▶ _Exercise instructions_
State only how many lines below include the string "true".

Stored data:
========================================================================
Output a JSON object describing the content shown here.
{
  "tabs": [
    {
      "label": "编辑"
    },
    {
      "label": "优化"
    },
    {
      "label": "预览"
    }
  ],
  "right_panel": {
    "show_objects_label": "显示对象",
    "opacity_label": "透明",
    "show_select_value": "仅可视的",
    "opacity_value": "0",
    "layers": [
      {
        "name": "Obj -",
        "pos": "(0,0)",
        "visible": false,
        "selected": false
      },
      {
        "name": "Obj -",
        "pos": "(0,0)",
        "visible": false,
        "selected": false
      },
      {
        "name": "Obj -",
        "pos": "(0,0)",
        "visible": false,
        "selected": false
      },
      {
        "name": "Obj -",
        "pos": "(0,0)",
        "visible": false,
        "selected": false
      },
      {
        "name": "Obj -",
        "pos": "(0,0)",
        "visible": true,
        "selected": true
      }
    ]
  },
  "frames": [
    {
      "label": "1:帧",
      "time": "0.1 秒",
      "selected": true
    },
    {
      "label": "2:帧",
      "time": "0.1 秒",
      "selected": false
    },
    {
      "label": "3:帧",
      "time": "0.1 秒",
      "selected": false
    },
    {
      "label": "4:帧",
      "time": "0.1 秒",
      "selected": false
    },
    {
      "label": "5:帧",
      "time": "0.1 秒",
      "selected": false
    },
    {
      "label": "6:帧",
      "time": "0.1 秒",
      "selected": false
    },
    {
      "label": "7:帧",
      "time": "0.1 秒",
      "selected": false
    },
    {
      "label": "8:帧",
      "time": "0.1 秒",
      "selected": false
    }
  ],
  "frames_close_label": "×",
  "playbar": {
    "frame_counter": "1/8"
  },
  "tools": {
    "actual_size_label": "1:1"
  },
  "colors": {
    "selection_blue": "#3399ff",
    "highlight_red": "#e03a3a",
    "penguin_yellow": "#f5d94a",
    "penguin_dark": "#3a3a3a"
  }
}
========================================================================
▶ _Solved problem_
3